Millennial Angst
Controversy and concern about the potential impact of the 'millennium bug' (the 'Y2K' problem) continues unabated. Time Magazine has a long article about it in its June 15th issue. And here's a Salon article about ''Year 2000 survivalists'' heading for the hills in preparation for the big event.

But wait, there's more: the Dow 10K Bug. What happens when the stock market average hits 10,000 and turns from four digits to five? Here's a CNN article about it.

NBA Rules
Have a book you'd like considered for the National Book Awards? Here are the rules.

Reading the news
The number of Americans reading news on the Internet at least once a week has more than tripled in the last two years, according to a survey by the Pew Research Center released June 8th. But those who go online for news have not changed their consumption of news from other sources, e.g. newspapers and television. The survey found that 20% of those surveyed went online at least once a week, compared to 40% who regularly watch cable news networks, 57% who watch network news, and 46% who do not follow national news at all unless a major story breaks.

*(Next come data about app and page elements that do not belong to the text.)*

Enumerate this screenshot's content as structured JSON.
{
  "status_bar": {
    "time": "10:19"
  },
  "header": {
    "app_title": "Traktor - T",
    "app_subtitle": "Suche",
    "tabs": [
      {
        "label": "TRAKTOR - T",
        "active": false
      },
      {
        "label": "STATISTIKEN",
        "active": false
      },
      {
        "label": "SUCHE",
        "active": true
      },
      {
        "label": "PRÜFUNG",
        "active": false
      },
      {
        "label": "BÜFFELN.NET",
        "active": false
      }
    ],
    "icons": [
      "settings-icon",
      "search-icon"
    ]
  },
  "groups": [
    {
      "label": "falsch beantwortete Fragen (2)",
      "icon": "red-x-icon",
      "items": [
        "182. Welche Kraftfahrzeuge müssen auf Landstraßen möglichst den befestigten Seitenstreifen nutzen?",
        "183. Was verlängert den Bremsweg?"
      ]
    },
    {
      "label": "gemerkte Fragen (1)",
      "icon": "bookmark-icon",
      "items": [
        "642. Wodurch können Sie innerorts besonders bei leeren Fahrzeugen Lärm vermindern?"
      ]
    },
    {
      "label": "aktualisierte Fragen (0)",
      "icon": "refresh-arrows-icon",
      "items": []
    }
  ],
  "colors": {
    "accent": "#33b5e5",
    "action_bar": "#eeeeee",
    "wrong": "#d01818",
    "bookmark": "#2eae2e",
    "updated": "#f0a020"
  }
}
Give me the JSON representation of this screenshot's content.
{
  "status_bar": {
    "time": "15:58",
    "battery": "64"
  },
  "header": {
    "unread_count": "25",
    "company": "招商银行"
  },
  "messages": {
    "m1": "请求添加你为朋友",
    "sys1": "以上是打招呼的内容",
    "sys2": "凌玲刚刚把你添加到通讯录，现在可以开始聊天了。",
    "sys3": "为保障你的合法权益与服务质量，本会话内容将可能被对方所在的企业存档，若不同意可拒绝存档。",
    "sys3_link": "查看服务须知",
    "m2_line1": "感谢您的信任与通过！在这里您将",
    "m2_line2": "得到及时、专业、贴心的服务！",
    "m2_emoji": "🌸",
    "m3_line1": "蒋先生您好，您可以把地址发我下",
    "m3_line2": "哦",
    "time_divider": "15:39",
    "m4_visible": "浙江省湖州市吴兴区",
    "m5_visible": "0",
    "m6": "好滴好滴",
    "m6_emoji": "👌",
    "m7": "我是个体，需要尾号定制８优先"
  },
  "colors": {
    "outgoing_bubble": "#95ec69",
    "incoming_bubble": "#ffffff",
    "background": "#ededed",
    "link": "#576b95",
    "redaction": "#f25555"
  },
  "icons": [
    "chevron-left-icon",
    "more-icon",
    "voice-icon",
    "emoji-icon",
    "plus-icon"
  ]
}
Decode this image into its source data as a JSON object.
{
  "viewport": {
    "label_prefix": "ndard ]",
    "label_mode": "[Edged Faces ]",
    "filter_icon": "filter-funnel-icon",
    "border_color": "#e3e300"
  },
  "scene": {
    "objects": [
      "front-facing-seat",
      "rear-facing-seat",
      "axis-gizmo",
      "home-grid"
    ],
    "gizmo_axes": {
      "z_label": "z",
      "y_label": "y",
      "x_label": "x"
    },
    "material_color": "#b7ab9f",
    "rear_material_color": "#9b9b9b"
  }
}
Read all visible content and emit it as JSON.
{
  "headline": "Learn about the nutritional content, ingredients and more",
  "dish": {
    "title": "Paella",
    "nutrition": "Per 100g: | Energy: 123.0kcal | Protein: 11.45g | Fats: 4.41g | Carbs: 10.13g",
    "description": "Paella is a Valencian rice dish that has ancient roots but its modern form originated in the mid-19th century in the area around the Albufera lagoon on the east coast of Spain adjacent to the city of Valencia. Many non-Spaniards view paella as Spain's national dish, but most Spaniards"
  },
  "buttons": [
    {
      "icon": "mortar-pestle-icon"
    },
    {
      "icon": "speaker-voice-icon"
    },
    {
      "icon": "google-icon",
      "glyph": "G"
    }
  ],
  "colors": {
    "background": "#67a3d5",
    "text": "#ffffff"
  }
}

Awards, Awards
Did you know there were awards for audio books? Winners of the third annual Audie Awards were announced at the publishing industry trade show BookExpo America the last weekend of May in Chicago, in categories such as Unabridged Fiction, Mystery, Self-Help, and Children's Title. No Science fiction category, but Douglas Adams won in the Humor category for his own reading of Dirk Gently's Holistic Detective Agency on Dove Audio. The complete list of winners is here.

Most Beautiful
People Weekly's annual ''50 Most Beautiful People in the World'' issue (May 11th) includes among its selection one highbrow littérateur: Indian writer Arundahati Roy, whose The God of Small Things won Britain's Booker Prize last year. (Hmm, who would SF's candidates be?)

Nothing Can Go Wrong
According to the New York Times, May 21st, the same day the Galaxy 6 satellite failure wreaked havoc with personal pagers across the land, the United States Naval Academy at Annapolis dropped its course in celestial navigation. The Navy will rely on the satellite-linked Global Positioning System instead.

(Sun 14 Jun 98)
© 1998 by Locus Publications. All rights reserved.